### Input records
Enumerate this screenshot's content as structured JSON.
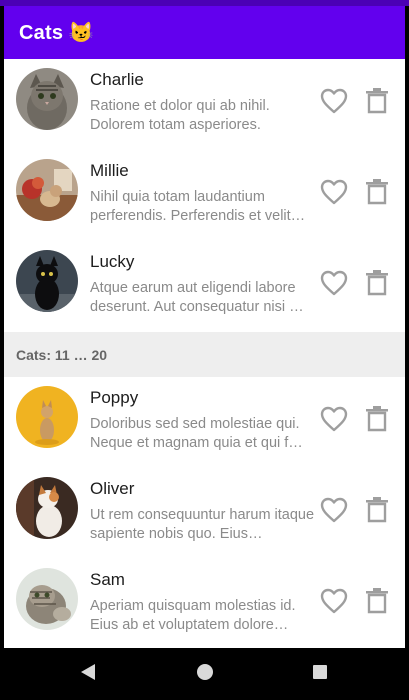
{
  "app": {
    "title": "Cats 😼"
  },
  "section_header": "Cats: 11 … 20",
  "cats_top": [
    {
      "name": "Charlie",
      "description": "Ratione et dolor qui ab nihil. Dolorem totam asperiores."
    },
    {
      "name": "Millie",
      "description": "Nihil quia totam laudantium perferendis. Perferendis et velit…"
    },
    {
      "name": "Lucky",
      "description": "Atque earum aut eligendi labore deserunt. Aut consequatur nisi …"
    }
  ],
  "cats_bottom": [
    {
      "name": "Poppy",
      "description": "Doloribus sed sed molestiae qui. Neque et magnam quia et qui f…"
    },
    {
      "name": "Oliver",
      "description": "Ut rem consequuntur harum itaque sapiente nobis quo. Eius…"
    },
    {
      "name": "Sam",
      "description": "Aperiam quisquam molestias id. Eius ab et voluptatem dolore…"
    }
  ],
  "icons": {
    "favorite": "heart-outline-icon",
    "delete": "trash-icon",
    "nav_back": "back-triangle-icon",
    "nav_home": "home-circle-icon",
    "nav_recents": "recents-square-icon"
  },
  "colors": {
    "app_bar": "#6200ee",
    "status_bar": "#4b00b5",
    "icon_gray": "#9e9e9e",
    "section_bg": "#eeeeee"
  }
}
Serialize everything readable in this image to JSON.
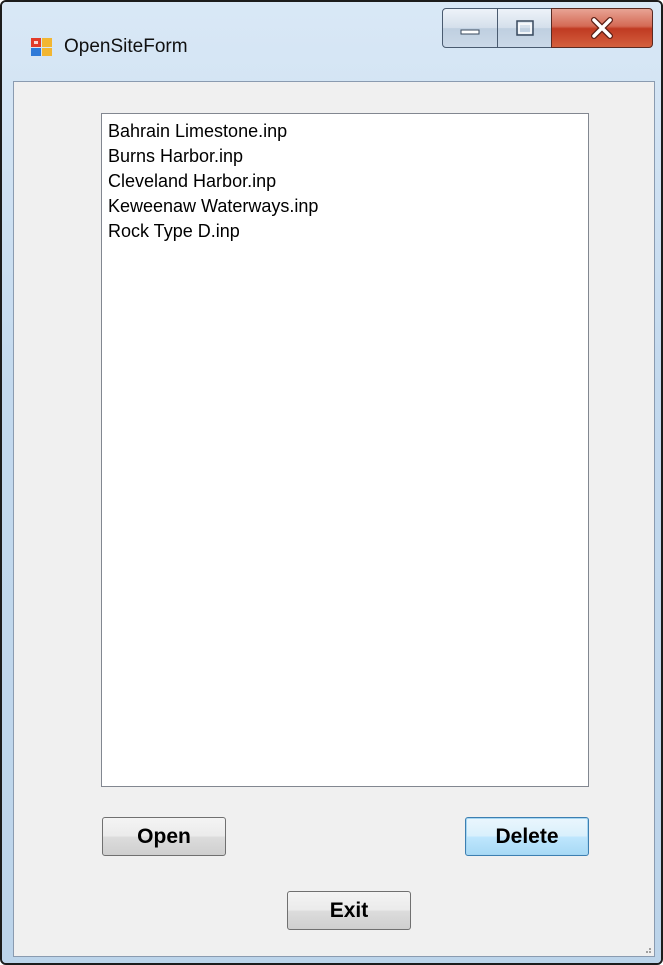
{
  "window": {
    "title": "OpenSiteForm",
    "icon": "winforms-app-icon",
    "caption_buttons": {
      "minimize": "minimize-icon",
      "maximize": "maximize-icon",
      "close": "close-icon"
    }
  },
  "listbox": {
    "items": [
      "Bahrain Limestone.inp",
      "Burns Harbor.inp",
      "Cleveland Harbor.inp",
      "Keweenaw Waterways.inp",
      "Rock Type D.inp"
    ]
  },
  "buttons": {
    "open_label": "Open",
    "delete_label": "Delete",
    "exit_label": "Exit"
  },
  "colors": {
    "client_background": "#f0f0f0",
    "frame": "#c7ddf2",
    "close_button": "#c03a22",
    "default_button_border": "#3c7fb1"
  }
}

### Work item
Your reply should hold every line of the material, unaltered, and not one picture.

### Solution for this problem
Enumerate this screenshot's content as structured JSON.
{
  "app": {
    "title": "Cats 😼"
  },
  "section_header": "Cats: 11 … 20",
  "cats_top": [
    {
      "name": "Charlie",
      "description": "Ratione et dolor qui ab nihil. Dolorem totam asperiores."
    },
    {
      "name": "Millie",
      "description": "Nihil quia totam laudantium perferendis. Perferendis et velit…"
    },
    {
      "name": "Lucky",
      "description": "Atque earum aut eligendi labore deserunt. Aut consequatur nisi …"
    }
  ],
  "cats_bottom": [
    {
      "name": "Poppy",
      "description": "Doloribus sed sed molestiae qui. Neque et magnam quia et qui f…"
    },
    {
      "name": "Oliver",
      "description": "Ut rem consequuntur harum itaque sapiente nobis quo. Eius…"
    },
    {
      "name": "Sam",
      "description": "Aperiam quisquam molestias id. Eius ab et voluptatem dolore…"
    }
  ],
  "icons": {
    "favorite": "heart-outline-icon",
    "delete": "trash-icon",
    "nav_back": "back-triangle-icon",
    "nav_home": "home-circle-icon",
    "nav_recents": "recents-square-icon"
  },
  "colors": {
    "app_bar": "#6200ee",
    "status_bar": "#4b00b5",
    "icon_gray": "#9e9e9e",
    "section_bg": "#eeeeee"
  }
}
Serialize everything readable in this image to JSON.
{
  "window": {
    "title": "OpenSiteForm",
    "icon": "winforms-app-icon",
    "caption_buttons": {
      "minimize": "minimize-icon",
      "maximize": "maximize-icon",
      "close": "close-icon"
    }
  },
  "listbox": {
    "items": [
      "Bahrain Limestone.inp",
      "Burns Harbor.inp",
      "Cleveland Harbor.inp",
      "Keweenaw Waterways.inp",
      "Rock Type D.inp"
    ]
  },
  "buttons": {
    "open_label": "Open",
    "delete_label": "Delete",
    "exit_label": "Exit"
  },
  "colors": {
    "client_background": "#f0f0f0",
    "frame": "#c7ddf2",
    "close_button": "#c03a22",
    "default_button_border": "#3c7fb1"
  }
}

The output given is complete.